> _TASK DIRECTIONS_:
Your answer should be the lines of the data below that contain "JSON".
◆ ◆ ◆ ◆ ◆ ◆ ◆
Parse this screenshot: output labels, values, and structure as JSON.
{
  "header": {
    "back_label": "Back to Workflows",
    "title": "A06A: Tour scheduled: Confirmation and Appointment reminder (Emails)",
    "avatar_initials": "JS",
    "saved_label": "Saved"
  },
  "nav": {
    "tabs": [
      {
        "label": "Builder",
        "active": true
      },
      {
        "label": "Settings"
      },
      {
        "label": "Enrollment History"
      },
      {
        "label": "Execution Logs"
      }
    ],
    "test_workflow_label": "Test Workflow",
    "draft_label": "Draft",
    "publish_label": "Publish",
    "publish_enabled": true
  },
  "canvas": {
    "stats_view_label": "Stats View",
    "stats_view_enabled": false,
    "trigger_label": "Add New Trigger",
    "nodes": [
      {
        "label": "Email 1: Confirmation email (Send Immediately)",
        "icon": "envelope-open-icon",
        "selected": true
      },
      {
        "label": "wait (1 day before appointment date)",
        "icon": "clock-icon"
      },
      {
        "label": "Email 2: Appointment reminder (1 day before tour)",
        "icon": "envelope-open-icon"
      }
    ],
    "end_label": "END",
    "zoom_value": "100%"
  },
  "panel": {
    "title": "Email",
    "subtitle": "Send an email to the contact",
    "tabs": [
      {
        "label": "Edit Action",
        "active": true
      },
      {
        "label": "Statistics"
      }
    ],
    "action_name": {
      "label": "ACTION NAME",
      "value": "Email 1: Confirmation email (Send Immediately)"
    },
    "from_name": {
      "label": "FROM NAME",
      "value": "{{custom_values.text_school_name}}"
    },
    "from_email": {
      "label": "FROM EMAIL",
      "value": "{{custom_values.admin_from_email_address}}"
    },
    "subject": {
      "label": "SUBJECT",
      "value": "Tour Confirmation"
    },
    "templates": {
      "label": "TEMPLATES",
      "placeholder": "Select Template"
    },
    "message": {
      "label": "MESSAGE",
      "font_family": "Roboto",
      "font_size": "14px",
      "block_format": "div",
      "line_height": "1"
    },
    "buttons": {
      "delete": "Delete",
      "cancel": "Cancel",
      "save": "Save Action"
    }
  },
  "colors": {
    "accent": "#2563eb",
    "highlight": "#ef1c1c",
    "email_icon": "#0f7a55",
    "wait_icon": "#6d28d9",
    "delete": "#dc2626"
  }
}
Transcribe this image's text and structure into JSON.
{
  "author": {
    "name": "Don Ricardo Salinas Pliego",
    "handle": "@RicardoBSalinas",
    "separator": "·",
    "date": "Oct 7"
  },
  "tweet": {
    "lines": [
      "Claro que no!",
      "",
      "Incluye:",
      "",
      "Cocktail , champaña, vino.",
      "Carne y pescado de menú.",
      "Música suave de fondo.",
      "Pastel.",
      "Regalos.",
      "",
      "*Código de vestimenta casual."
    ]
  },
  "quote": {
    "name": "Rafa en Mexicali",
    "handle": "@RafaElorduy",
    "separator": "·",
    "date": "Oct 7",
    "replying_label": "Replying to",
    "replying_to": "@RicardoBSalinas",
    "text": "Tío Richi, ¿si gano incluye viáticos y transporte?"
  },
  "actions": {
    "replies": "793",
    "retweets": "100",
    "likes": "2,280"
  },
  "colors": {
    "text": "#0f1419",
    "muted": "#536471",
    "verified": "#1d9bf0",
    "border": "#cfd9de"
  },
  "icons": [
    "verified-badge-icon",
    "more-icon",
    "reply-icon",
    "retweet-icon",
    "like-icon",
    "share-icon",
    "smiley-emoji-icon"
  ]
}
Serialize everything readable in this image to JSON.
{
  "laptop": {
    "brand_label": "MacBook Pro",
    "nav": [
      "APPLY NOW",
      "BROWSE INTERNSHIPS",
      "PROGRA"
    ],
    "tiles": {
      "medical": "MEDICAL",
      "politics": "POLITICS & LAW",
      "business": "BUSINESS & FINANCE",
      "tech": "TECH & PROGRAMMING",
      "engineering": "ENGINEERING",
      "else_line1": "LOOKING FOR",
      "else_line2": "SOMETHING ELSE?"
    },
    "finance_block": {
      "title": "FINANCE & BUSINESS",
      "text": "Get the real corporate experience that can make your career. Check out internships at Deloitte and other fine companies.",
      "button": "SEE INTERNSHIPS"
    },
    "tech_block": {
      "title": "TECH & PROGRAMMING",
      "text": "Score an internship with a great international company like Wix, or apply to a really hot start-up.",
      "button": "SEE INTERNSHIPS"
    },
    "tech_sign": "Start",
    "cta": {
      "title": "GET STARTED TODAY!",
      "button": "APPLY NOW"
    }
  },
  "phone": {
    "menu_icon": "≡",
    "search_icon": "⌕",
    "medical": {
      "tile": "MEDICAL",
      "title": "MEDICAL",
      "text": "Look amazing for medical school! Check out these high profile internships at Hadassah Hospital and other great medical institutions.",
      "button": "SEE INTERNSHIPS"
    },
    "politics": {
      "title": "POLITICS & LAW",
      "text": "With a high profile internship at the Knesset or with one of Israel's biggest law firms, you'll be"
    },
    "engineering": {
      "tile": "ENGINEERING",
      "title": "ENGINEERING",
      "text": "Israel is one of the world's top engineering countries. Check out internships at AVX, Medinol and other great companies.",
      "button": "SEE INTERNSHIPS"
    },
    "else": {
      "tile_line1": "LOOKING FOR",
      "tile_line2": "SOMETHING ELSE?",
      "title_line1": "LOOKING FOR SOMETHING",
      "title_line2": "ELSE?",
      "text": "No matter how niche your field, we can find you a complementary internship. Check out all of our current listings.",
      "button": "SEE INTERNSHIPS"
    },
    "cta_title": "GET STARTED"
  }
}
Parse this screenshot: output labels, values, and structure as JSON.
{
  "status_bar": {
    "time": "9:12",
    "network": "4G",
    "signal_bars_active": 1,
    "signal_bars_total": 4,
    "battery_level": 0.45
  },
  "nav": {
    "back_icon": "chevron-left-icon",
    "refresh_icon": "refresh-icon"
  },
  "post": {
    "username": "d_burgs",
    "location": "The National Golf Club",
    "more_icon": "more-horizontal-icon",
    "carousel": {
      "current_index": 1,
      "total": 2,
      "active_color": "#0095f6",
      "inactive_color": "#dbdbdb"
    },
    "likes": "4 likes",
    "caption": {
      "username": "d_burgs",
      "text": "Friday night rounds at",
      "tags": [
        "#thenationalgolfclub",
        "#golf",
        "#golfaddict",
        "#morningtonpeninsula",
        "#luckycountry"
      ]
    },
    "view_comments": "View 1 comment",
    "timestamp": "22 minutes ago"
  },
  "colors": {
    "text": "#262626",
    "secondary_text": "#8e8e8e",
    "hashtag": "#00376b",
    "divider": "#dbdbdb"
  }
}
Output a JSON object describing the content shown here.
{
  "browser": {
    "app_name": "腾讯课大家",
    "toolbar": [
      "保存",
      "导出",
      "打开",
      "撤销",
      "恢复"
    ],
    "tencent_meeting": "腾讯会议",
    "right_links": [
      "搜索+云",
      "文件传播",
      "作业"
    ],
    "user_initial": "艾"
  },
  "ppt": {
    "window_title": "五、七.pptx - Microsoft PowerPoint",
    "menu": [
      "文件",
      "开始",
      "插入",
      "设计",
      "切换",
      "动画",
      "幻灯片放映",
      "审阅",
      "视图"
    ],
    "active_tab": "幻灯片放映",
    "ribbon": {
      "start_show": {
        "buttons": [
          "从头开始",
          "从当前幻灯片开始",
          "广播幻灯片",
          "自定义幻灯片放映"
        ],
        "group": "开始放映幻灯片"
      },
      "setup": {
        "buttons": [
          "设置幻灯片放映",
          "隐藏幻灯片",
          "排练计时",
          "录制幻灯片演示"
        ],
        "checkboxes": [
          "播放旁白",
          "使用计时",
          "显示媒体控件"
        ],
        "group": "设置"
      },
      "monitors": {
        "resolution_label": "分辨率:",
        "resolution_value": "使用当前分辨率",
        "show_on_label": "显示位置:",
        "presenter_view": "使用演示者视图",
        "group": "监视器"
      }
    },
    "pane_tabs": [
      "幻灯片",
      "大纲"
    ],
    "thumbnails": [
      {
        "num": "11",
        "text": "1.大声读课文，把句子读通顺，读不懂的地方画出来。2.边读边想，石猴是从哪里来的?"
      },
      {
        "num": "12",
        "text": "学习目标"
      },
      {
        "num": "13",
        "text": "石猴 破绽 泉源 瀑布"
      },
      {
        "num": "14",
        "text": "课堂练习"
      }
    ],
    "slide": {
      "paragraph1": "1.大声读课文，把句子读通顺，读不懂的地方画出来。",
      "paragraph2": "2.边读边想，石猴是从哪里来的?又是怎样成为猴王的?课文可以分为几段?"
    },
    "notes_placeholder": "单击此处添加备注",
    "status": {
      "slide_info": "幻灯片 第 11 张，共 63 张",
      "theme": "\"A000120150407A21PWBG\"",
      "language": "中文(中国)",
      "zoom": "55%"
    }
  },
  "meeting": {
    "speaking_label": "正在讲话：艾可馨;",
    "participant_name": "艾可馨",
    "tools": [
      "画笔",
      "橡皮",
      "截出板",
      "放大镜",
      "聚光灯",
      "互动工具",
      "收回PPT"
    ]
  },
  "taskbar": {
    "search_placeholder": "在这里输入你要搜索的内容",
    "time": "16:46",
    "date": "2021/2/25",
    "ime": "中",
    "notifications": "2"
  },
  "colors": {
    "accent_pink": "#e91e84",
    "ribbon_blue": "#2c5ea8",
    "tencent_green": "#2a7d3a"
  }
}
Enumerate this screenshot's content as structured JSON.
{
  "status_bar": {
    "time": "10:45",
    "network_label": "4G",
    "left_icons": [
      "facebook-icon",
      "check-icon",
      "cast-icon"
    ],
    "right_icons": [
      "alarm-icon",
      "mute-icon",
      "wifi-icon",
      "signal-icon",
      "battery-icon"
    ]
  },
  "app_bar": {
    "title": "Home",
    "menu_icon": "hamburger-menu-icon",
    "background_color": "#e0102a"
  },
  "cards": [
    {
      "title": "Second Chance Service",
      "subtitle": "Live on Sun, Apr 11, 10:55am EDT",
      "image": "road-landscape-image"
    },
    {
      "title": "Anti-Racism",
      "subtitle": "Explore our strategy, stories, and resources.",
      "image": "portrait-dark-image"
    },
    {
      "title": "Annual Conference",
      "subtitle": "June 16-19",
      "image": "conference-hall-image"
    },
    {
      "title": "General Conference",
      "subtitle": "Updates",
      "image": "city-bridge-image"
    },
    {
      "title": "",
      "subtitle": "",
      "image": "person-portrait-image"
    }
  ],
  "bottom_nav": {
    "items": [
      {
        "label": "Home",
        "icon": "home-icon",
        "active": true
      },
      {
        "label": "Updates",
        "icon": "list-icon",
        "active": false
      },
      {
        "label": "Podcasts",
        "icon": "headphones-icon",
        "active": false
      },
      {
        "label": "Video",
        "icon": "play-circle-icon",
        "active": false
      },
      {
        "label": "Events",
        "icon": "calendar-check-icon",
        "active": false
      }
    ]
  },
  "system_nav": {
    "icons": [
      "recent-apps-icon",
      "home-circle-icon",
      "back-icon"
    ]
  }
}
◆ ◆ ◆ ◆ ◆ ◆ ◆
> _EXERCISE OUTPUT_:
Parse this screenshot: output labels, values, and structure as JSON.
Transcribe this image's text and structure into JSON.
Serialize everything readable in this image to JSON.
Parse this screenshot: output labels, values, and structure as JSON.
Output a JSON object describing the content shown here.
Enumerate this screenshot's content as structured JSON.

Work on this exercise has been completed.